Content starts

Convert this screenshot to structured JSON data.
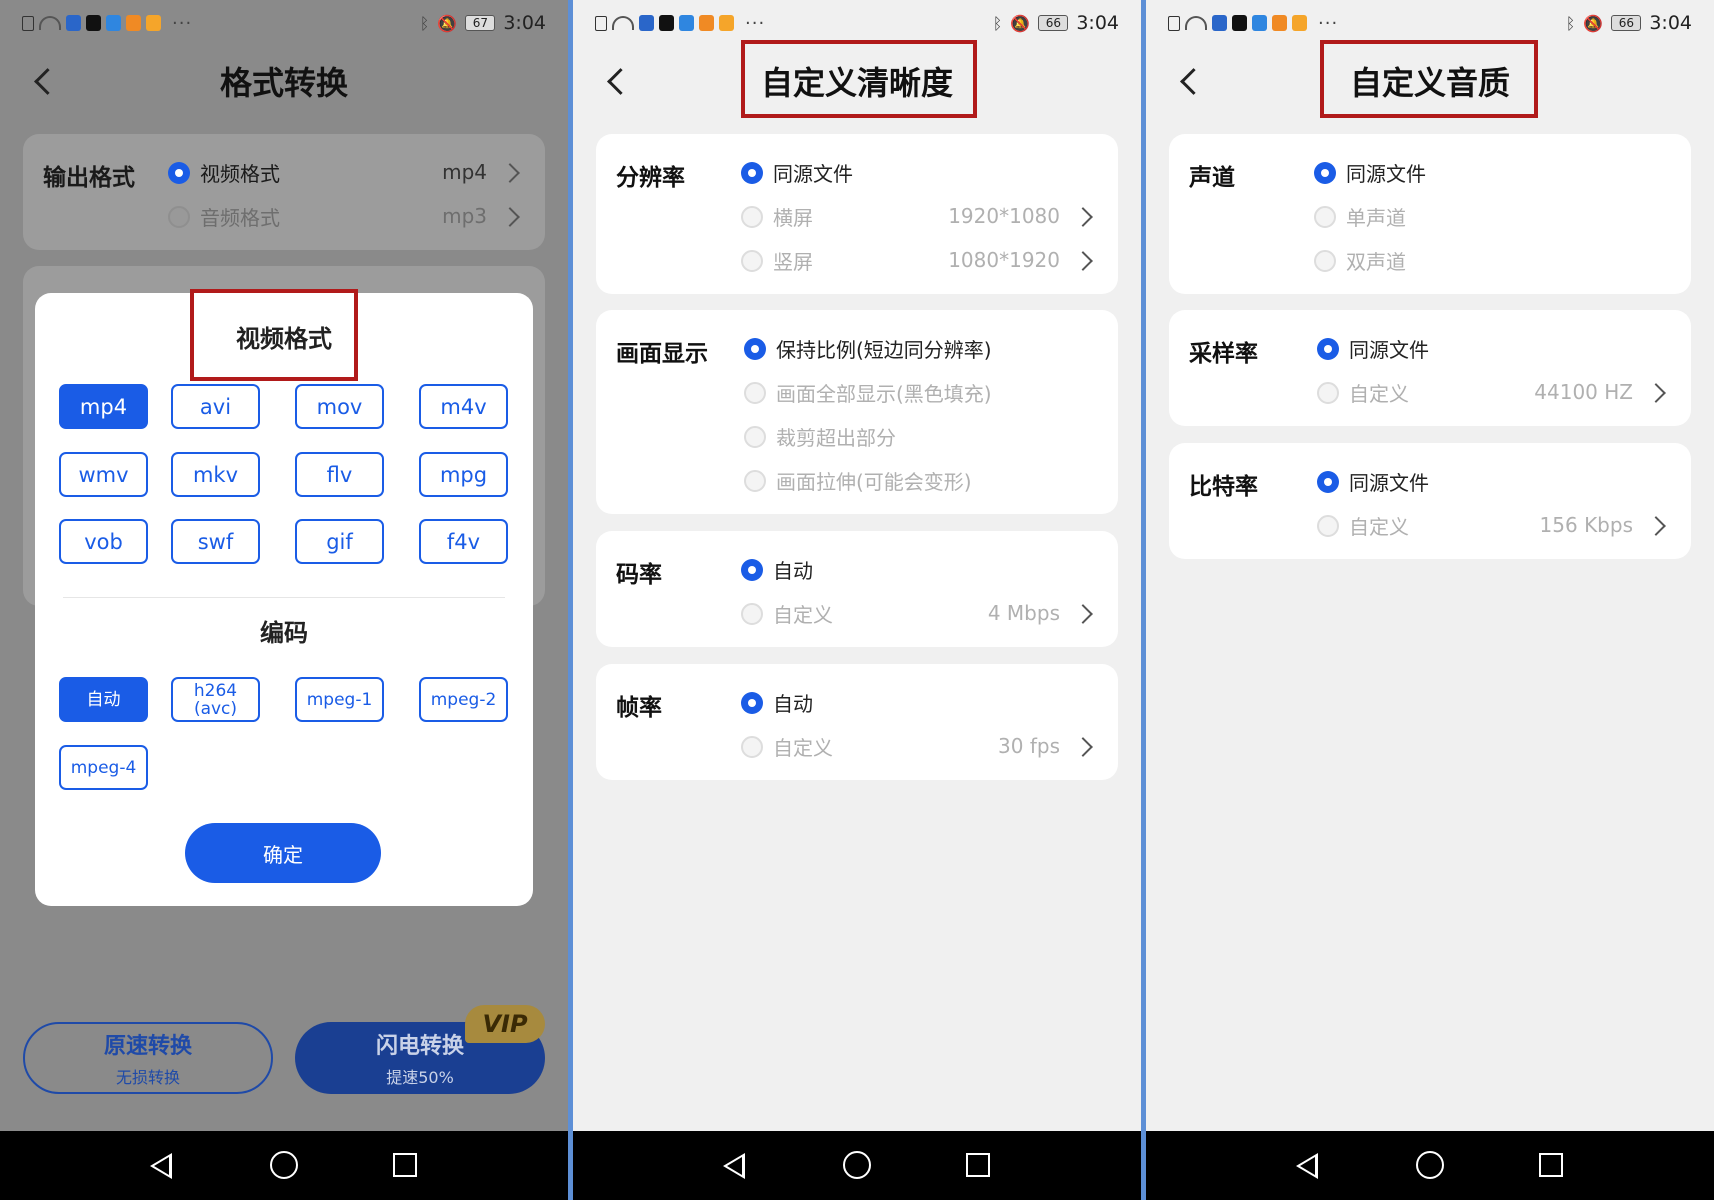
{
  "status": {
    "time": "3:04",
    "p1_battery": "67",
    "p2_battery": "66",
    "p3_battery": "66",
    "dots": "···"
  },
  "p1": {
    "title": "格式转换",
    "output_label": "输出格式",
    "video_fmt_label": "视频格式",
    "video_fmt_value": "mp4",
    "audio_fmt_label": "音频格式",
    "audio_fmt_value": "mp3",
    "dialog": {
      "title": "视频格式",
      "formats": [
        "mp4",
        "avi",
        "mov",
        "m4v",
        "wmv",
        "mkv",
        "flv",
        "mpg",
        "vob",
        "swf",
        "gif",
        "f4v"
      ],
      "encode_title": "编码",
      "codecs": [
        "自动",
        "h264\n(avc)",
        "mpeg-1",
        "mpeg-2",
        "mpeg-4"
      ],
      "confirm": "确定"
    },
    "btn_normal": {
      "main": "原速转换",
      "sub": "无损转换"
    },
    "btn_fast": {
      "main": "闪电转换",
      "sub": "提速50%"
    },
    "vip": "VIP"
  },
  "p2": {
    "title": "自定义清晰度",
    "resolution": {
      "label": "分辨率",
      "opt1": "同源文件",
      "opt2": "横屏",
      "opt2_val": "1920*1080",
      "opt3": "竖屏",
      "opt3_val": "1080*1920"
    },
    "display": {
      "label": "画面显示",
      "opt1": "保持比例(短边同分辨率)",
      "opt2": "画面全部显示(黑色填充)",
      "opt3": "裁剪超出部分",
      "opt4": "画面拉伸(可能会变形)"
    },
    "bitrate": {
      "label": "码率",
      "opt1": "自动",
      "opt2": "自定义",
      "opt2_val": "4 Mbps"
    },
    "framerate": {
      "label": "帧率",
      "opt1": "自动",
      "opt2": "自定义",
      "opt2_val": "30 fps"
    }
  },
  "p3": {
    "title": "自定义音质",
    "channel": {
      "label": "声道",
      "opt1": "同源文件",
      "opt2": "单声道",
      "opt3": "双声道"
    },
    "samplerate": {
      "label": "采样率",
      "opt1": "同源文件",
      "opt2": "自定义",
      "opt2_val": "44100 HZ"
    },
    "bitrate": {
      "label": "比特率",
      "opt1": "同源文件",
      "opt2": "自定义",
      "opt2_val": "156 Kbps"
    }
  }
}
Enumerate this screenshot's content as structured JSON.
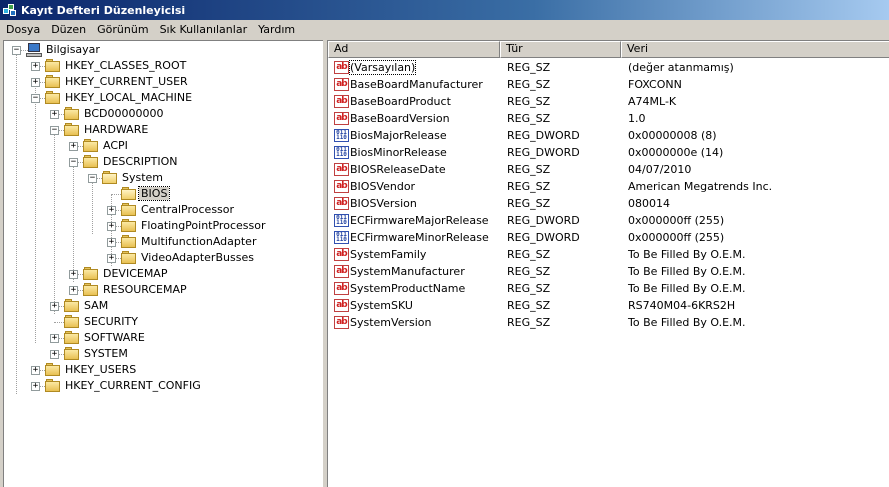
{
  "window": {
    "title": "Kayıt Defteri Düzenleyicisi"
  },
  "menu": [
    "Dosya",
    "Düzen",
    "Görünüm",
    "Sık Kullanılanlar",
    "Yardım"
  ],
  "tree": [
    {
      "label": "Bilgisayar",
      "expander": "−",
      "icon": "computer-icon"
    },
    {
      "label": "HKEY_CLASSES_ROOT",
      "expander": "+",
      "icon": "folder-icon"
    },
    {
      "label": "HKEY_CURRENT_USER",
      "expander": "+",
      "icon": "folder-icon"
    },
    {
      "label": "HKEY_LOCAL_MACHINE",
      "expander": "−",
      "icon": "folder-icon"
    },
    {
      "label": "BCD00000000",
      "expander": "+",
      "icon": "folder-icon"
    },
    {
      "label": "HARDWARE",
      "expander": "−",
      "icon": "folder-icon"
    },
    {
      "label": "ACPI",
      "expander": "+",
      "icon": "folder-icon"
    },
    {
      "label": "DESCRIPTION",
      "expander": "−",
      "icon": "folder-icon"
    },
    {
      "label": "System",
      "expander": "−",
      "icon": "folder-open-icon"
    },
    {
      "label": "BIOS",
      "expander": "",
      "icon": "folder-open-icon",
      "selected": true
    },
    {
      "label": "CentralProcessor",
      "expander": "+",
      "icon": "folder-icon"
    },
    {
      "label": "FloatingPointProcessor",
      "expander": "+",
      "icon": "folder-icon"
    },
    {
      "label": "MultifunctionAdapter",
      "expander": "+",
      "icon": "folder-icon"
    },
    {
      "label": "VideoAdapterBusses",
      "expander": "+",
      "icon": "folder-icon"
    },
    {
      "label": "DEVICEMAP",
      "expander": "+",
      "icon": "folder-icon"
    },
    {
      "label": "RESOURCEMAP",
      "expander": "+",
      "icon": "folder-icon"
    },
    {
      "label": "SAM",
      "expander": "+",
      "icon": "folder-icon"
    },
    {
      "label": "SECURITY",
      "expander": "",
      "icon": "folder-icon"
    },
    {
      "label": "SOFTWARE",
      "expander": "+",
      "icon": "folder-icon"
    },
    {
      "label": "SYSTEM",
      "expander": "+",
      "icon": "folder-icon"
    },
    {
      "label": "HKEY_USERS",
      "expander": "+",
      "icon": "folder-icon"
    },
    {
      "label": "HKEY_CURRENT_CONFIG",
      "expander": "+",
      "icon": "folder-icon"
    }
  ],
  "columns": {
    "name": "Ad",
    "type": "Tür",
    "data": "Veri"
  },
  "values": [
    {
      "icon": "string-value-icon",
      "name": "(Varsayılan)",
      "type": "REG_SZ",
      "data": "(değer atanmamış)",
      "selected": true
    },
    {
      "icon": "string-value-icon",
      "name": "BaseBoardManufacturer",
      "type": "REG_SZ",
      "data": "FOXCONN"
    },
    {
      "icon": "string-value-icon",
      "name": "BaseBoardProduct",
      "type": "REG_SZ",
      "data": "A74ML-K"
    },
    {
      "icon": "string-value-icon",
      "name": "BaseBoardVersion",
      "type": "REG_SZ",
      "data": "1.0"
    },
    {
      "icon": "binary-value-icon",
      "name": "BiosMajorRelease",
      "type": "REG_DWORD",
      "data": "0x00000008 (8)"
    },
    {
      "icon": "binary-value-icon",
      "name": "BiosMinorRelease",
      "type": "REG_DWORD",
      "data": "0x0000000e (14)"
    },
    {
      "icon": "string-value-icon",
      "name": "BIOSReleaseDate",
      "type": "REG_SZ",
      "data": "04/07/2010"
    },
    {
      "icon": "string-value-icon",
      "name": "BIOSVendor",
      "type": "REG_SZ",
      "data": "American Megatrends Inc."
    },
    {
      "icon": "string-value-icon",
      "name": "BIOSVersion",
      "type": "REG_SZ",
      "data": "080014"
    },
    {
      "icon": "binary-value-icon",
      "name": "ECFirmwareMajorRelease",
      "type": "REG_DWORD",
      "data": "0x000000ff (255)"
    },
    {
      "icon": "binary-value-icon",
      "name": "ECFirmwareMinorRelease",
      "type": "REG_DWORD",
      "data": "0x000000ff (255)"
    },
    {
      "icon": "string-value-icon",
      "name": "SystemFamily",
      "type": "REG_SZ",
      "data": "To Be Filled By O.E.M."
    },
    {
      "icon": "string-value-icon",
      "name": "SystemManufacturer",
      "type": "REG_SZ",
      "data": "To Be Filled By O.E.M."
    },
    {
      "icon": "string-value-icon",
      "name": "SystemProductName",
      "type": "REG_SZ",
      "data": "To Be Filled By O.E.M."
    },
    {
      "icon": "string-value-icon",
      "name": "SystemSKU",
      "type": "REG_SZ",
      "data": "RS740M04-6KRS2H"
    },
    {
      "icon": "string-value-icon",
      "name": "SystemVersion",
      "type": "REG_SZ",
      "data": "To Be Filled By O.E.M."
    }
  ],
  "icon_glyphs": {
    "string": "ab",
    "binary": "011 110"
  },
  "colors": {
    "title_gradient_start": "#0a246a",
    "title_gradient_end": "#a6caf0",
    "chrome": "#d4d0c8"
  }
}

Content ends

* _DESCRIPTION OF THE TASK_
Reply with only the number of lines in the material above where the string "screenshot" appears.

* _ANSWER AREA_
2